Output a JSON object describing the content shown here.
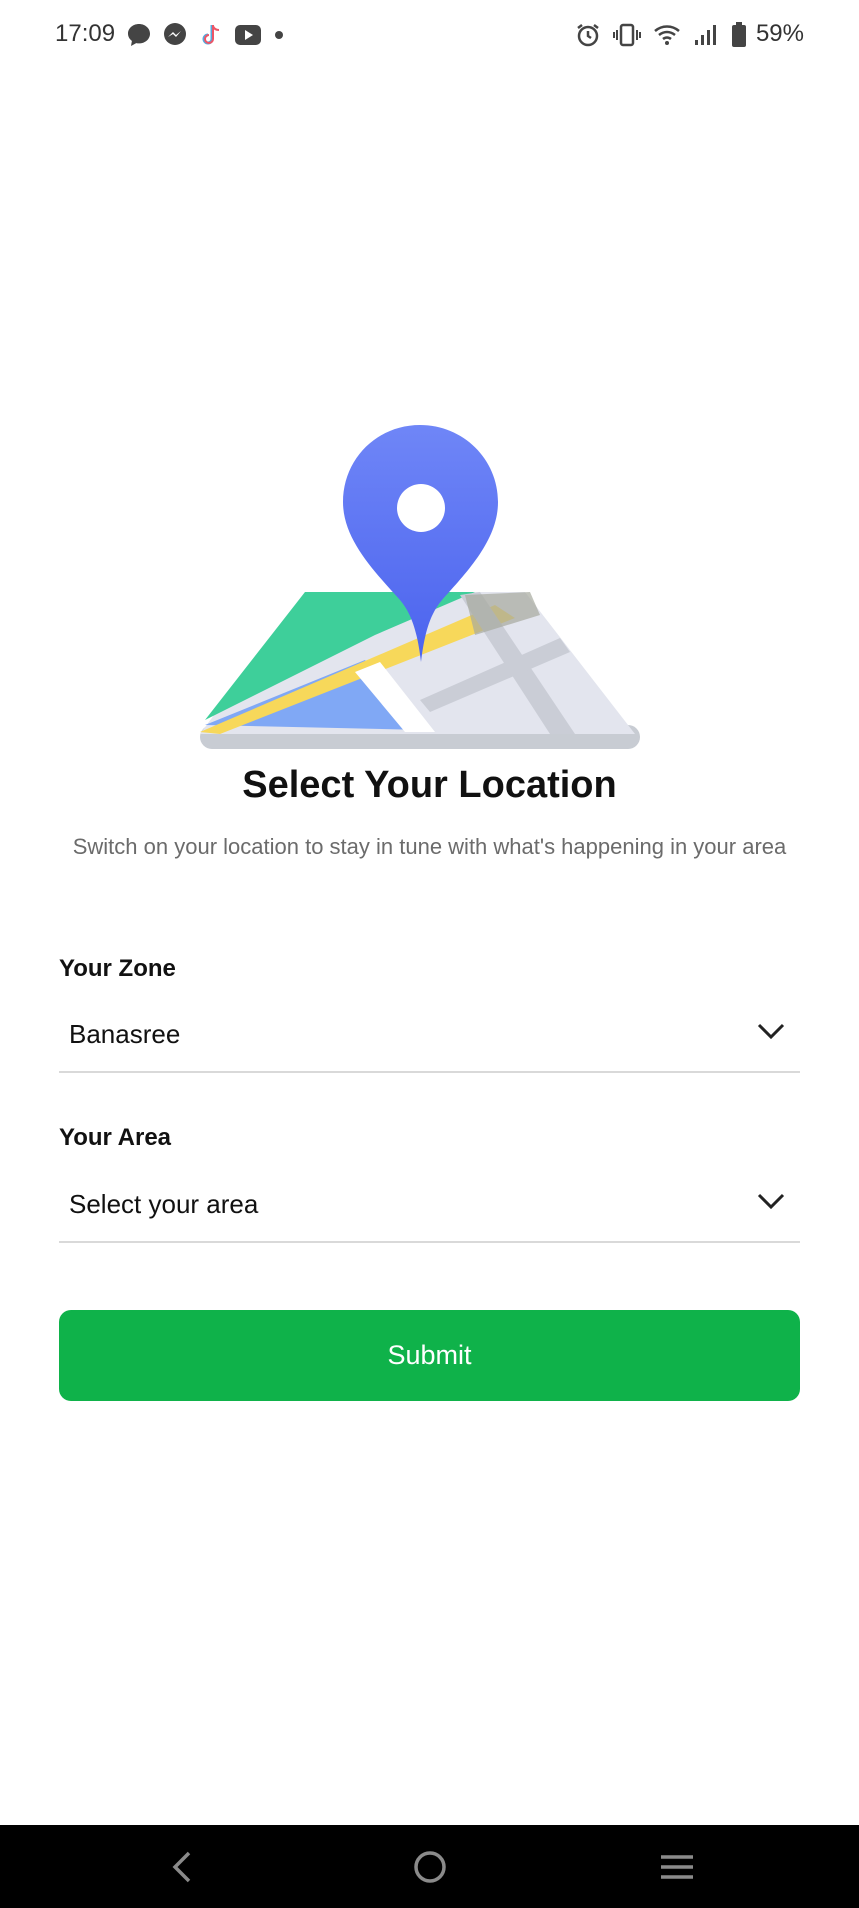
{
  "status_bar": {
    "time": "17:09",
    "battery": "59%",
    "notification_icons": [
      "message-icon",
      "messenger-icon",
      "tiktok-icon",
      "youtube-icon",
      "dot-icon"
    ],
    "system_icons": [
      "alarm-icon",
      "vibrate-icon",
      "wifi-icon",
      "signal-icon",
      "battery-icon"
    ]
  },
  "illustration": {
    "icon": "map-location-pin-icon",
    "pin_color": "#5b73f2"
  },
  "main": {
    "title": "Select Your Location",
    "subtitle": "Switch on your location to stay in tune with what's happening in your area"
  },
  "form": {
    "zone": {
      "label": "Your Zone",
      "value": "Banasree"
    },
    "area": {
      "label": "Your Area",
      "value": "Select your area"
    },
    "submit_label": "Submit"
  },
  "colors": {
    "accent": "#0fb24a",
    "background": "#ffffff",
    "nav_bar": "#000000"
  },
  "nav_bar": {
    "buttons": [
      "back-icon",
      "home-icon",
      "menu-icon"
    ]
  }
}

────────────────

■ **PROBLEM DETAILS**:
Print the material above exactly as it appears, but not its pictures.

■ **TASK SOLUTION**:
Output a JSON object describing the content shown here.
{
  "status_bar": {
    "time": "17:09",
    "battery": "59%",
    "notification_icons": [
      "message-icon",
      "messenger-icon",
      "tiktok-icon",
      "youtube-icon",
      "dot-icon"
    ],
    "system_icons": [
      "alarm-icon",
      "vibrate-icon",
      "wifi-icon",
      "signal-icon",
      "battery-icon"
    ]
  },
  "illustration": {
    "icon": "map-location-pin-icon",
    "pin_color": "#5b73f2"
  },
  "main": {
    "title": "Select Your Location",
    "subtitle": "Switch on your location to stay in tune with what's happening in your area"
  },
  "form": {
    "zone": {
      "label": "Your Zone",
      "value": "Banasree"
    },
    "area": {
      "label": "Your Area",
      "value": "Select your area"
    },
    "submit_label": "Submit"
  },
  "colors": {
    "accent": "#0fb24a",
    "background": "#ffffff",
    "nav_bar": "#000000"
  },
  "nav_bar": {
    "buttons": [
      "back-icon",
      "home-icon",
      "menu-icon"
    ]
  }
}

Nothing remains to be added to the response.